Maria's design studio- Cake marathon

For my design studio this week I created a game level on and I called it "Cake marathon". Atmosphir is a game design platform that allows users to create their own game levels and share them with the online community. I find the particular kind of media to be a wonderful tool for creative expression. Designers (users) can create whatever they want, can provide whatever experiences they like and design different difficulty features for their audiences. Creativity is for me a major characteristic of good digital media. The affordances of the particular medium fascinated me because I could manipulate everything in ways that other media had not afforded so far. For example, I could easily lay out the blocks with just one click or by dragging my cursor around the grid. I could easily add and remove objects, an action that would be difficult to obtain unless someone had advanced programming skills.

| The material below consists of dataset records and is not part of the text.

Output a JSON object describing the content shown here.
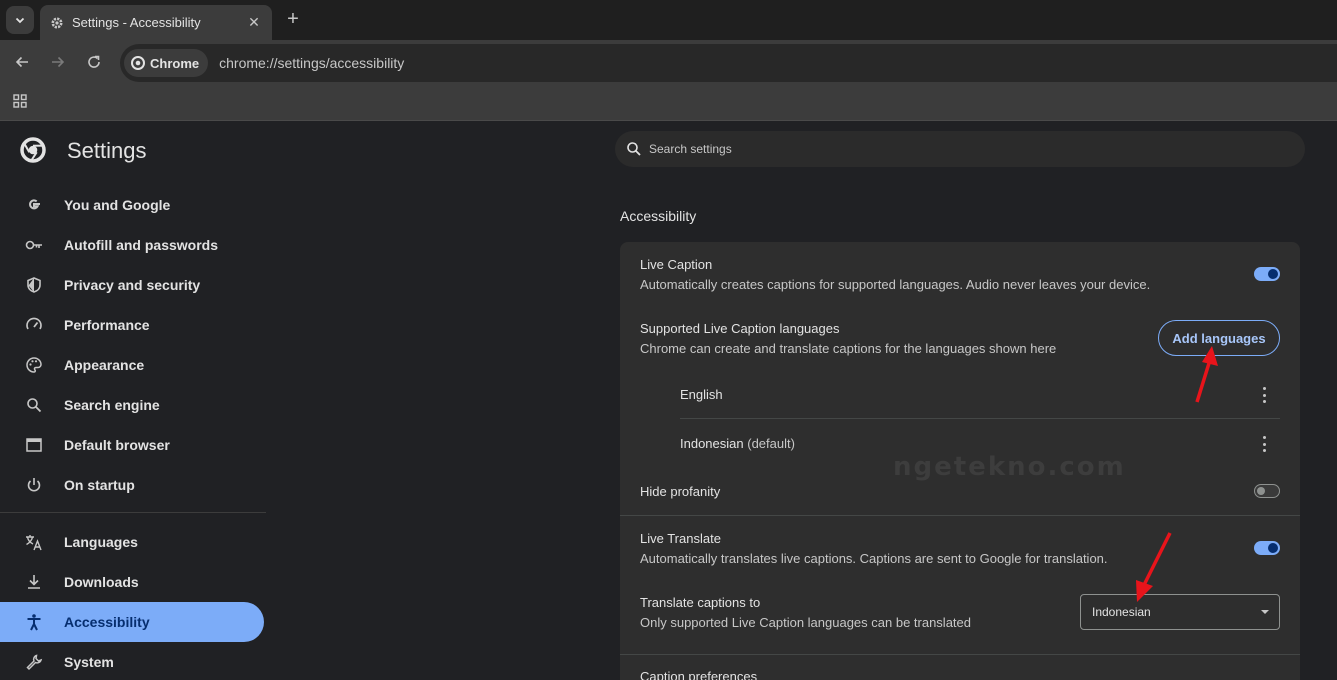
{
  "tab": {
    "title": "Settings - Accessibility",
    "close": "✕",
    "new_tab": "+"
  },
  "omnibox": {
    "chip_label": "Chrome",
    "url": "chrome://settings/accessibility"
  },
  "sidebar": {
    "title": "Settings",
    "items": [
      {
        "label": "You and Google",
        "icon": "google-g-icon"
      },
      {
        "label": "Autofill and passwords",
        "icon": "key-icon"
      },
      {
        "label": "Privacy and security",
        "icon": "shield-icon"
      },
      {
        "label": "Performance",
        "icon": "speedometer-icon"
      },
      {
        "label": "Appearance",
        "icon": "palette-icon"
      },
      {
        "label": "Search engine",
        "icon": "search-icon"
      },
      {
        "label": "Default browser",
        "icon": "browser-window-icon"
      },
      {
        "label": "On startup",
        "icon": "power-icon"
      },
      {
        "label": "Languages",
        "icon": "translate-icon"
      },
      {
        "label": "Downloads",
        "icon": "download-icon"
      },
      {
        "label": "Accessibility",
        "icon": "accessibility-icon",
        "active": true
      },
      {
        "label": "System",
        "icon": "wrench-icon"
      }
    ]
  },
  "search": {
    "placeholder": "Search settings"
  },
  "section": {
    "title": "Accessibility"
  },
  "card": {
    "live_caption": {
      "title": "Live Caption",
      "subtitle": "Automatically creates captions for supported languages. Audio never leaves your device.",
      "enabled": true
    },
    "supported_languages": {
      "title": "Supported Live Caption languages",
      "subtitle": "Chrome can create and translate captions for the languages shown here",
      "button": "Add languages"
    },
    "languages": [
      {
        "name": "English",
        "tag": ""
      },
      {
        "name": "Indonesian",
        "tag": "(default)"
      }
    ],
    "hide_profanity": {
      "title": "Hide profanity",
      "enabled": false
    },
    "live_translate": {
      "title": "Live Translate",
      "subtitle": "Automatically translates live captions. Captions are sent to Google for translation.",
      "enabled": true
    },
    "translate_to": {
      "title": "Translate captions to",
      "subtitle": "Only supported Live Caption languages can be translated",
      "selected": "Indonesian"
    },
    "caption_preferences": {
      "title": "Caption preferences"
    }
  },
  "watermark": "ngetekno.com",
  "colors": {
    "accent": "#7cacf8",
    "annotation_arrow": "#e8141b",
    "background": "#202124"
  }
}
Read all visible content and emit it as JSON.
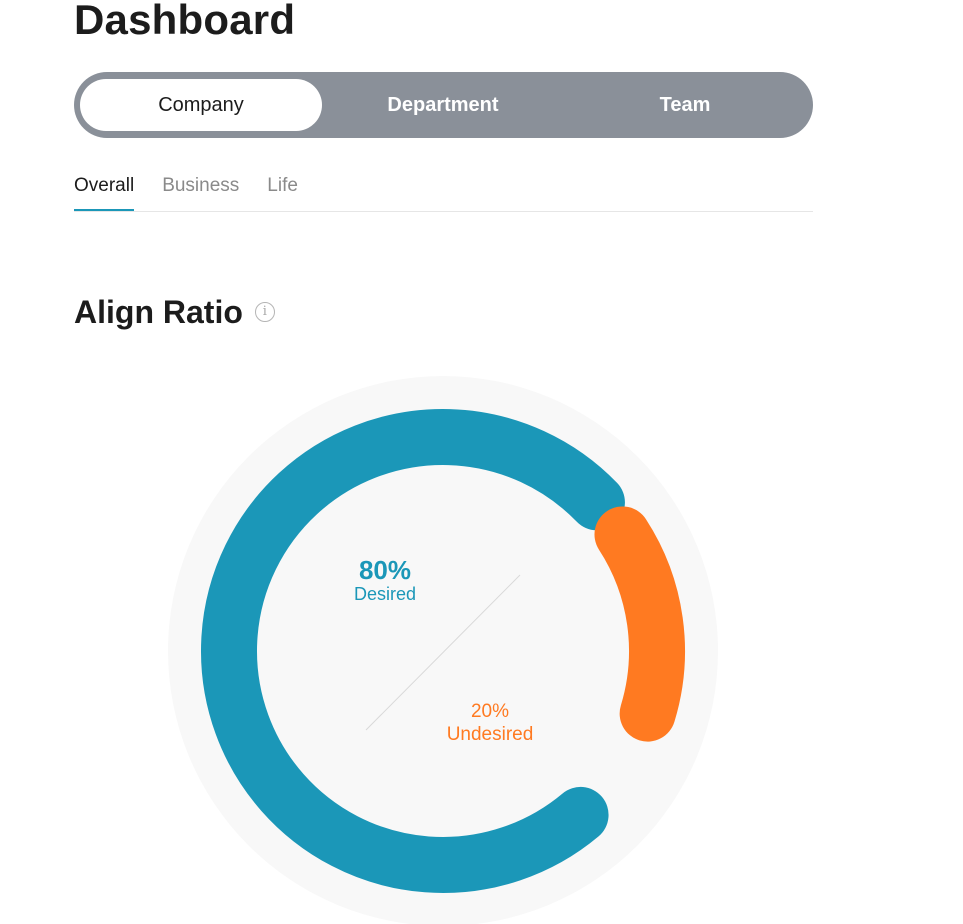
{
  "page": {
    "title": "Dashboard"
  },
  "scope_switch": {
    "options": [
      {
        "label": "Company",
        "active": true
      },
      {
        "label": "Department",
        "active": false
      },
      {
        "label": "Team",
        "active": false
      }
    ]
  },
  "subtabs": [
    {
      "label": "Overall",
      "active": true
    },
    {
      "label": "Business",
      "active": false
    },
    {
      "label": "Life",
      "active": false
    }
  ],
  "align_ratio": {
    "title": "Align Ratio",
    "info_icon": "info-icon"
  },
  "chart_data": {
    "type": "pie",
    "variant": "donut",
    "slices": [
      {
        "label": "Desired",
        "value": 80,
        "display": "80%",
        "color": "#1b97b8"
      },
      {
        "label": "Undesired",
        "value": 20,
        "display": "20%",
        "color": "#ff7a21"
      }
    ]
  },
  "colors": {
    "accent": "#1b97b8",
    "secondary": "#ff7a21",
    "switch_bg": "#8a9099"
  }
}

Screenshot from my cake marathon. Click on it to access and play the game (also at:

For my example, I created a level through which players must jump across several cake pieces, cookies, orange and kiwi slices, as well as a candy bridge in order to reach the final flag. It seems very easy, but when I tested it, even I had trouble getting across! I think the role of the arts and creativity is major in media for the 21st Century. It is not only colors and graphics that make digital media so much better and attractive, but also the opportunities for expression they provide. Creativity in the particular context does not mean colors and graphics, indeed. Creativity seems to be measured through the difficulty levels and the designed experiences users come up with. I find this to be a very powerful property because it comes to redefine the ways we perceive creativity in online spaces.